“There are no waistbands in any of the pants,” the designer said of the bottoms, all of which were track or sweatpants in a slim silhouette. “It’s not M.C. Hammer,” he said with a laugh. Many of the pants were double-face with cotton on the inside and cashmere on the outside.
Jackets were elongated, and sweaters were either mohair or alpaca. “They look heavy, but they’re actually light,” Kors said. Lengthening the jackets will make men look taller and thinner. “Every guy wants to look taller,” he said. “And I’ve never met a man who doesn’t want a smaller waist.”
In terms of clothing, the designer offered up his interpretation of jersey tailoring in traditional fabrics such as tonal pinstripes and glen plaids, many with crinkled finishes and slouchy, unconstructed silhouettes.
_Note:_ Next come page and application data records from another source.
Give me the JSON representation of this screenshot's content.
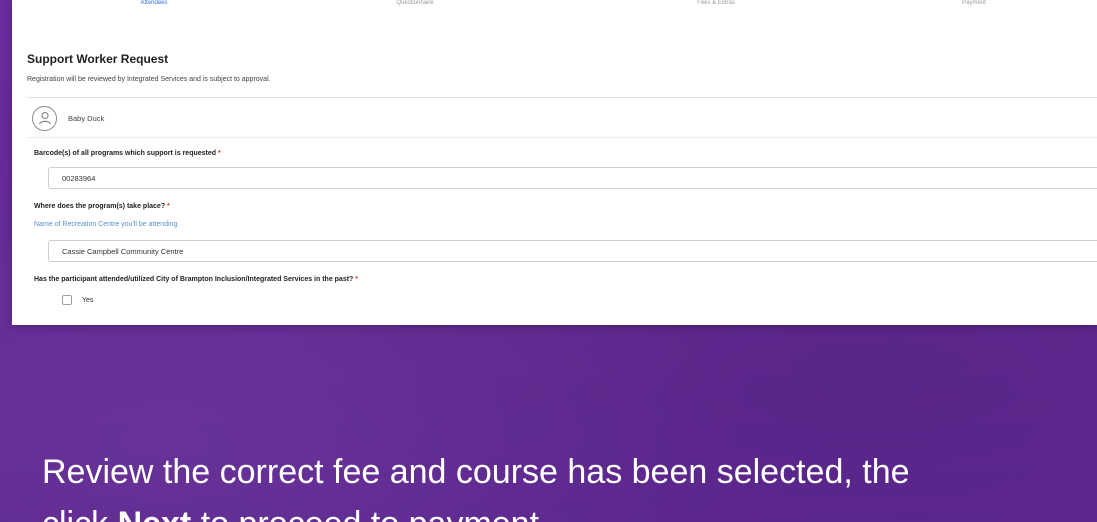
{
  "steps": [
    "Attendees",
    "Questionnaire",
    "Fees & Extras",
    "Payment"
  ],
  "form": {
    "title": "Support Worker Request",
    "subtitle": "Registration will be reviewed by Integrated Services and is subject to approval.",
    "participant_name": "Baby Duck",
    "q1_label": "Barcode(s) of all programs which support is requested",
    "q1_value": "00283964",
    "q2_label": "Where does the program(s) take place?",
    "q2_help": "Name of Recreation Centre you'll be attending",
    "q2_value": "Cassie Campbell Community Centre",
    "q3_label": "Has the participant attended/utilized City of Brampton Inclusion/Integrated Services in the past?",
    "q3_option": "Yes",
    "required_mark": "*"
  },
  "caption": {
    "line1": "Review the correct fee and course has been selected, the",
    "line2_pre": "click ",
    "line2_bold": "Next",
    "line2_post": " to proceed to payment."
  },
  "colors": {
    "background": "#652a97",
    "active_step": "#3a6fd8",
    "required": "#d93025",
    "help_text": "#5a8ed0"
  },
  "icons": {
    "avatar": "person-icon"
  }
}
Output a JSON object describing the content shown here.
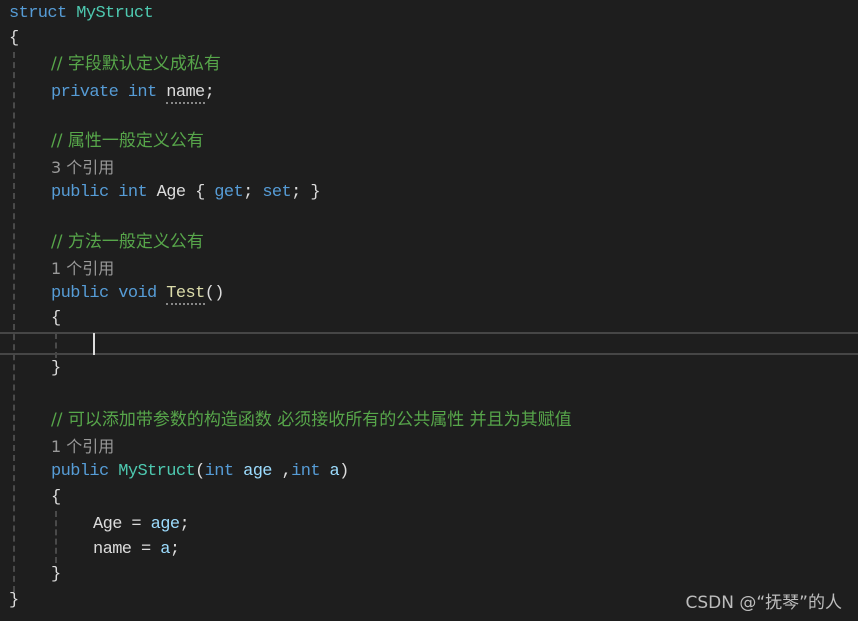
{
  "editor": {
    "lines": {
      "struct_kw": "struct",
      "struct_name": "MyStruct",
      "open_brace": "{",
      "close_brace": "}",
      "comment_field": "// 字段默认定义成私有",
      "private_kw": "private",
      "int_kw": "int",
      "field_name": "name",
      "semicolon": ";",
      "comment_property": "// 属性一般定义公有",
      "refs_property": "3 个引用",
      "public_kw": "public",
      "prop_name": "Age",
      "prop_open": "{",
      "get_kw": "get",
      "set_kw": "set",
      "prop_close": "}",
      "comment_method": "// 方法一般定义公有",
      "refs_method": "1 个引用",
      "void_kw": "void",
      "method_name": "Test",
      "method_parens": "()",
      "comment_ctor": "// 可以添加带参数的构造函数 必须接收所有的公共属性 并且为其赋值",
      "refs_ctor": "1 个引用",
      "ctor_name": "MyStruct",
      "ctor_open_paren": "(",
      "param_age": "age",
      "param_comma": " ,",
      "param_a": "a",
      "ctor_close_paren": ")",
      "assign_lhs_1": "Age",
      "assign_op": " = ",
      "assign_rhs_1": "age",
      "assign_lhs_2": "name",
      "assign_rhs_2": "a"
    }
  },
  "watermark": "CSDN @“抚琴”的人",
  "colors": {
    "background": "#1e1e1e",
    "keyword": "#569cd6",
    "type": "#4ec9b0",
    "comment": "#57a64a",
    "reference_lens": "#999999",
    "parameter": "#9cdcfe",
    "identifier": "#dcdcdc"
  }
}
“How do we make Wall Street laid back?” he asked. “This is the way for a guy to have a relaxed attitude but still be believable in the city.”
One jacket in particular was so soft that it felt like a sweater. “We knocked the stuffing out of it. It’s got a sleeve head, but no padding. It feels like a cardigan,” he said. “This is a suit that feels like sweats.”
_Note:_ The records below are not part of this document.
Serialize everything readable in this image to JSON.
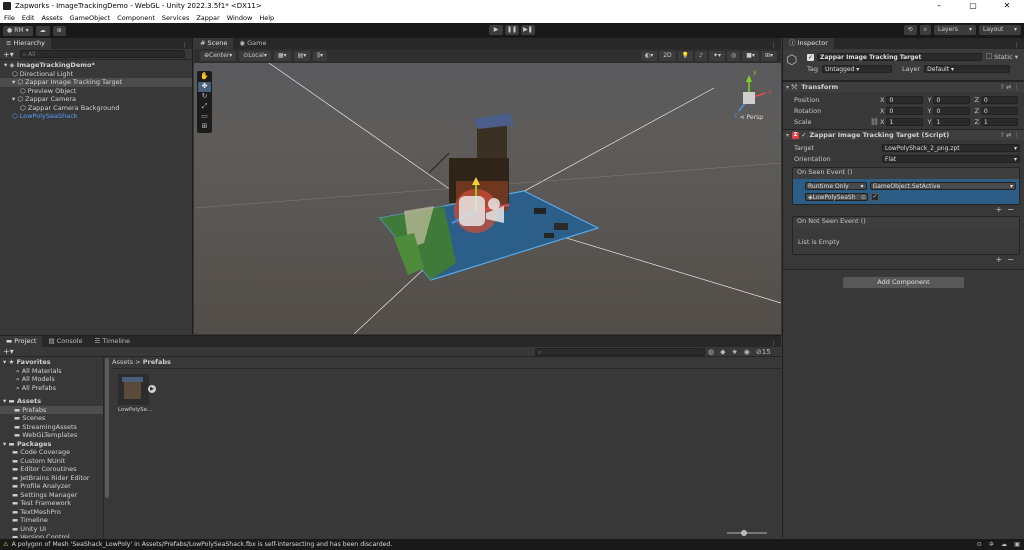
{
  "window": {
    "title": "Zapworks - ImageTrackingDemo - WebGL - Unity 2022.3.5f1* <DX11>"
  },
  "menu": [
    "File",
    "Edit",
    "Assets",
    "GameObject",
    "Component",
    "Services",
    "Zappar",
    "Window",
    "Help"
  ],
  "toolbar": {
    "account": "RM",
    "layers_label": "Layers",
    "layout_label": "Layout"
  },
  "hierarchy": {
    "tab": "Hierarchy",
    "search_placeholder": "All",
    "items": [
      {
        "label": "ImageTrackingDemo*",
        "depth": 0,
        "state": "scene"
      },
      {
        "label": "Directional Light",
        "depth": 1,
        "state": "normal"
      },
      {
        "label": "Zappar Image Tracking Target",
        "depth": 1,
        "state": "highlighted"
      },
      {
        "label": "Preview Object",
        "depth": 2,
        "state": "normal"
      },
      {
        "label": "Zappar Camera",
        "depth": 1,
        "state": "normal"
      },
      {
        "label": "Zappar Camera Background",
        "depth": 2,
        "state": "normal"
      },
      {
        "label": "LowPolySeaShack",
        "depth": 1,
        "state": "blue"
      }
    ]
  },
  "scene": {
    "tabs": [
      "Scene",
      "Game"
    ],
    "pivot_mode": "Center",
    "pivot_rotation": "Local",
    "gizmo_label": "Persp",
    "axes": {
      "x": "x",
      "y": "y",
      "z": "z"
    }
  },
  "inspector": {
    "tab": "Inspector",
    "object_name": "Zappar Image Tracking Target",
    "static_label": "Static",
    "tag_label": "Tag",
    "tag_value": "Untagged",
    "layer_label": "Layer",
    "layer_value": "Default",
    "transform": {
      "title": "Transform",
      "position_label": "Position",
      "rotation_label": "Rotation",
      "scale_label": "Scale",
      "position": {
        "x": "0",
        "y": "0",
        "z": "0"
      },
      "rotation": {
        "x": "0",
        "y": "0",
        "z": "0"
      },
      "scale": {
        "x": "1",
        "y": "1",
        "z": "1"
      }
    },
    "script": {
      "title": "Zappar Image Tracking Target (Script)",
      "target_label": "Target",
      "target_value": "LowPolyShack_2_png.zpt",
      "orientation_label": "Orientation",
      "orientation_value": "Flat",
      "on_seen_label": "On Seen Event ()",
      "runtime_value": "Runtime Only",
      "function_value": "GameObject.SetActive",
      "object_value": "LowPolySeaSh",
      "on_not_seen_label": "On Not Seen Event ()",
      "list_empty": "List is Empty"
    },
    "add_component": "Add Component"
  },
  "project": {
    "tabs": [
      "Project",
      "Console",
      "Timeline"
    ],
    "breadcrumb": [
      "Assets",
      "Prefabs"
    ],
    "hidden_count": "15",
    "favorites": {
      "label": "Favorites",
      "items": [
        "All Materials",
        "All Models",
        "All Prefabs"
      ]
    },
    "assets": {
      "label": "Assets",
      "items": [
        "Prefabs",
        "Scenes",
        "StreamingAssets",
        "WebGLTemplates"
      ]
    },
    "packages": {
      "label": "Packages",
      "items": [
        "Code Coverage",
        "Custom NUnit",
        "Editor Coroutines",
        "JetBrains Rider Editor",
        "Profile Analyzer",
        "Settings Manager",
        "Test Framework",
        "TextMeshPro",
        "Timeline",
        "Unity UI",
        "Version Control"
      ]
    },
    "asset_item": "LowPolySe..."
  },
  "status": {
    "message": "A polygon of Mesh 'SeaShack_LowPoly' in Assets/Prefabs/LowPolySeaShack.fbx is self-intersecting and has been discarded."
  },
  "colors": {
    "selection": "#2c5d87",
    "blue_text": "#5a9bff",
    "warning": "#f2c94c"
  }
}
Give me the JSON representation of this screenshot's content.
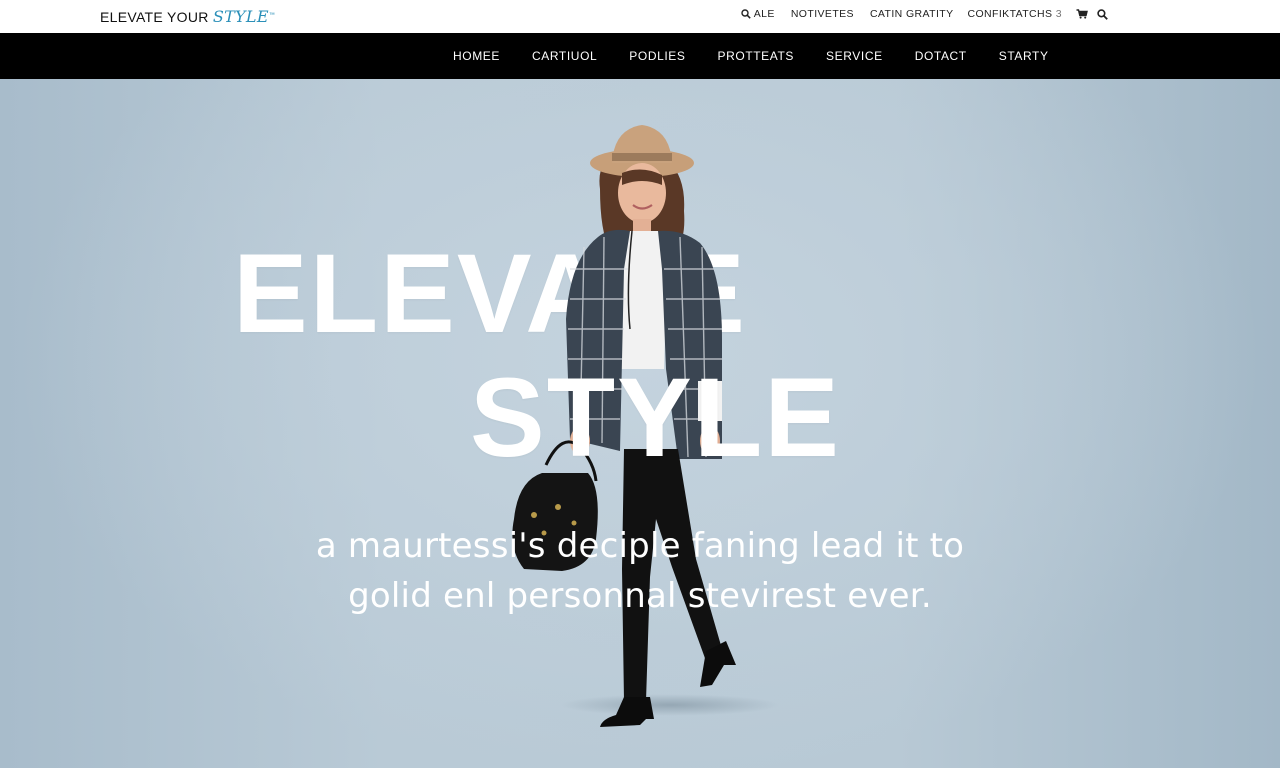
{
  "brand": {
    "logo_main": "ELEVATE YOUR ",
    "logo_accent": "STYLE",
    "logo_mark": "™",
    "accent_color": "#2a8fb8"
  },
  "utility_nav": {
    "search_label": "ALE",
    "notices_label": "NOTIVETES",
    "gratity_label": "CATIN GRATITY",
    "confiktatchs_label": "CONFIKTATCHS",
    "confiktatchs_count": "3",
    "cart_icon": "cart-icon",
    "search_icon": "search-icon"
  },
  "main_nav": {
    "items": [
      {
        "label": "HOMEE"
      },
      {
        "label": "CARTIUOL"
      },
      {
        "label": "PODLIES"
      },
      {
        "label": "PROTTEATS"
      },
      {
        "label": "SERVICE"
      },
      {
        "label": "DOTACT"
      },
      {
        "label": "STARTY"
      }
    ],
    "background": "#000000",
    "text_color": "#ffffff"
  },
  "hero": {
    "headline_line1": "ELEVATE",
    "headline_line2": "STYLE",
    "tagline_line1": "a maurtessi's deciple faning lead it to",
    "tagline_line2": "golid enl personnal stevirest ever.",
    "background_color": "#b8c9d5"
  }
}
The outerwear was a standout of the collection and included a chocolate suede fur-trimmed anorak and a cotton poplin “sleeping bag” coat, shown with double-face cashmere sweatshirts and sweatpants. “The weather bit everybody in the butt this year,” Kors said. “Everything had gotten so lightened up, but you’re not wearing a transitional jacket in this [bitterly cold weather]. And no one has cool outerwear in their closet.”
Other key pieces included a laser-cut double-face jersey reefer coat shown with a black crinkle flannel track pant and mohair pullover and a black plongé leather pleated trouser worn with a padded gabardine anorak.
“Men’s wear swings to one extreme or the other,” Kors said philosophically. “Casual Friday is ridiculous or everybody is dressed up. If you’re 20, you look cool dressed up, but if you’re over 30 and look too polished, you look old.”
Kors addressed the question of New York getting a dedicated men’s fashion week, an idea that continues to gain steam. The designer said he would support the idea because the timing in late January and mid-July is better than February and September for the men’s market. But it’s unlikely he would stage a runway show for men.
“There’s something personal about getting up close,” he said. “And the minute it gets to a runway, you’re tempted to do some high jinks. I don’t want to show something I won’t produce. I want people to wear the clothes I show.”